    1. So sweet to hear from you, my friend! I suppose we yearn more and more for simplicity the older we get, don't we? It is so gratifying to make those choices to make it happen. I love defying the current fast culture and living the simple, basic life God intends for His children to live. It is such an accomplishment to refuse to succumb to the consumerism-obsessed world. It is so worth the swim upstream!

      Delete
  6. Oh, Cheryl...
    How I needed to read this beautiful and convicting post. I have been reading Caddie Woodlawn (a story along the same lines as Little House on the Prairie) for the first time (I've had a great deal of time on my hands to just simply read, rest and think) and oh! It makes me think back to the sweet, simple days we had on the farm. And while the days of farm life seem to be behind us for a time, I know it is still possible to embrace a simpler lifestyle in the midst of this new season we find ourselves in. As I have allowed the Lord to speak to my heart over the past two weeks, I have realised that I have become SO caught up in a worldly way of thinking... I feel like in this time the Lord is drawing me closer to His heart and reminding me of that which I used to hold so dear.

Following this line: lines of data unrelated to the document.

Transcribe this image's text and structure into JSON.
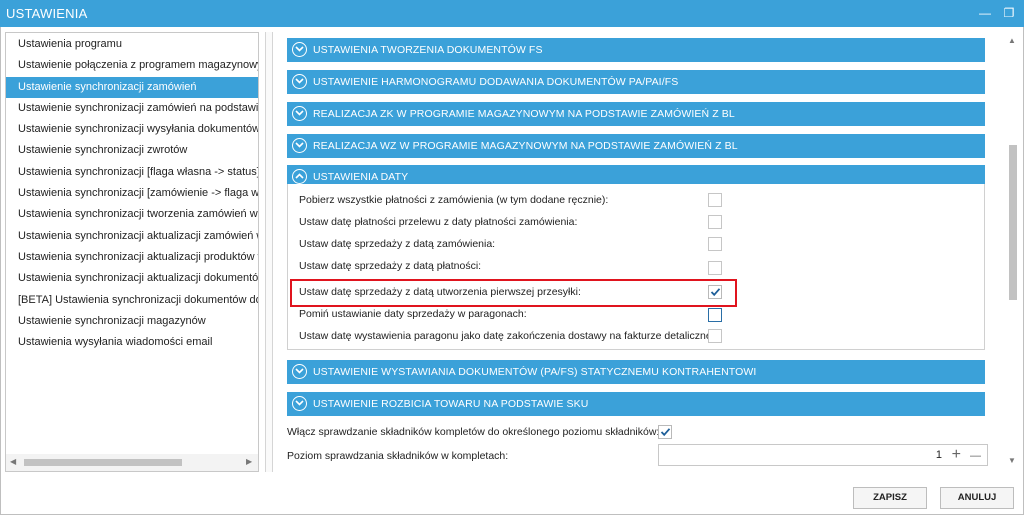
{
  "window": {
    "title": "USTAWIENIA",
    "minimize_glyph": "—",
    "maximize_glyph": "❐"
  },
  "sidebar": {
    "items": [
      {
        "label": "Ustawienia programu"
      },
      {
        "label": "Ustawienie połączenia z programem magazynowym"
      },
      {
        "label": "Ustawienie synchronizacji zamówień",
        "selected": true
      },
      {
        "label": "Ustawienie synchronizacji zamówień na podstawie dzi"
      },
      {
        "label": "Ustawienie synchronizacji wysyłania dokumentów"
      },
      {
        "label": "Ustawienie synchronizacji zwrotów"
      },
      {
        "label": "Ustawienia synchronizacji [flaga własna -> status]"
      },
      {
        "label": "Ustawienia synchronizacji [zamówienie -> flaga własn"
      },
      {
        "label": "Ustawienia synchronizacji tworzenia zamówień w Base"
      },
      {
        "label": "Ustawienia synchronizacji aktualizacji zamówień w Bas"
      },
      {
        "label": "Ustawienia synchronizacji aktualizacji produktów w Ba"
      },
      {
        "label": "Ustawienia synchronizacji aktualizacji dokumentów"
      },
      {
        "label": "[BETA] Ustawienia synchronizacji dokumentów dostaw"
      },
      {
        "label": "Ustawienie synchronizacji magazynów"
      },
      {
        "label": "Ustawienia wysyłania wiadomości email"
      }
    ]
  },
  "sections": {
    "s1": {
      "label": "USTAWIENIA TWORZENIA DOKUMENTÓW FS",
      "expanded": false
    },
    "s2": {
      "label": "USTAWIENIE HARMONOGRAMU DODAWANIA DOKUMENTÓW PA/PAI/FS",
      "expanded": false
    },
    "s3": {
      "label": "REALIZACJA ZK W PROGRAMIE MAGAZYNOWYM NA PODSTAWIE ZAMÓWIEŃ Z BL",
      "expanded": false
    },
    "s4": {
      "label": "REALIZACJA WZ W PROGRAMIE MAGAZYNOWYM NA PODSTAWIE ZAMÓWIEŃ Z BL",
      "expanded": false
    },
    "s5": {
      "label": "USTAWIENIA DATY",
      "expanded": true
    },
    "s6": {
      "label": "USTAWIENIE WYSTAWIANIA DOKUMENTÓW (PA/FS) STATYCZNEMU KONTRAHENTOWI",
      "expanded": false
    },
    "s7": {
      "label": "USTAWIENIE ROZBICIA TOWARU NA PODSTAWIE SKU",
      "expanded": true
    }
  },
  "date_settings": {
    "r1": {
      "label": "Pobierz wszystkie płatności z zamówienia (w tym dodane ręcznie):",
      "checked": false
    },
    "r2": {
      "label": "Ustaw datę płatności przelewu z daty płatności zamówienia:",
      "checked": false
    },
    "r3": {
      "label": "Ustaw datę sprzedaży z datą zamówienia:",
      "checked": false
    },
    "r4": {
      "label": "Ustaw datę sprzedaży z datą płatności:",
      "checked": false
    },
    "r5": {
      "label": "Ustaw datę sprzedaży z datą utworzenia pierwszej przesyłki:",
      "checked": true
    },
    "r6": {
      "label": "Pomiń ustawianie daty sprzedaży w paragonach:",
      "checked": false
    },
    "r7": {
      "label": "Ustaw datę wystawienia paragonu jako datę zakończenia dostawy na fakturze detalicznej:",
      "checked": false
    }
  },
  "sku": {
    "check_label": "Włącz sprawdzanie składników kompletów do określonego poziomu składników:",
    "check_checked": true,
    "level_label": "Poziom sprawdzania składników w kompletach:",
    "level_value": "1",
    "plus_glyph": "+",
    "minus_glyph": "—"
  },
  "footer": {
    "save_label": "ZAPISZ",
    "cancel_label": "ANULUJ"
  },
  "colors": {
    "accent": "#3ba1d9",
    "highlight_border": "#e0141e"
  }
}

I am now being careful to examine my heart and life and working on adjusting my focus.
    Thank you for the reminder!
    Also...I want to tell you what a blessing it was to receive your email! I can't begin to tell you how desperately I needed to read your words... My heart was truly encouraged. Will be replying to you soon...
    Much love!

    ReplyDelete
    Replies
    1. I have never heard of Caddie Woodlawn, but it sounds amazing! I am so sorry you are going through so much, sweet friend. I am thinking of you often and praying for you. I was so touched by your comment and your intense desire to draw closer to Jesus through this trying time. You are a gem indeed, and I am so proud of you for the way you choose to live your life. May the Lord bless you abundantly and keep you in His care! Sending much love back to you today!!

      Delete

I love hearing from you, dear readers! Let's chat!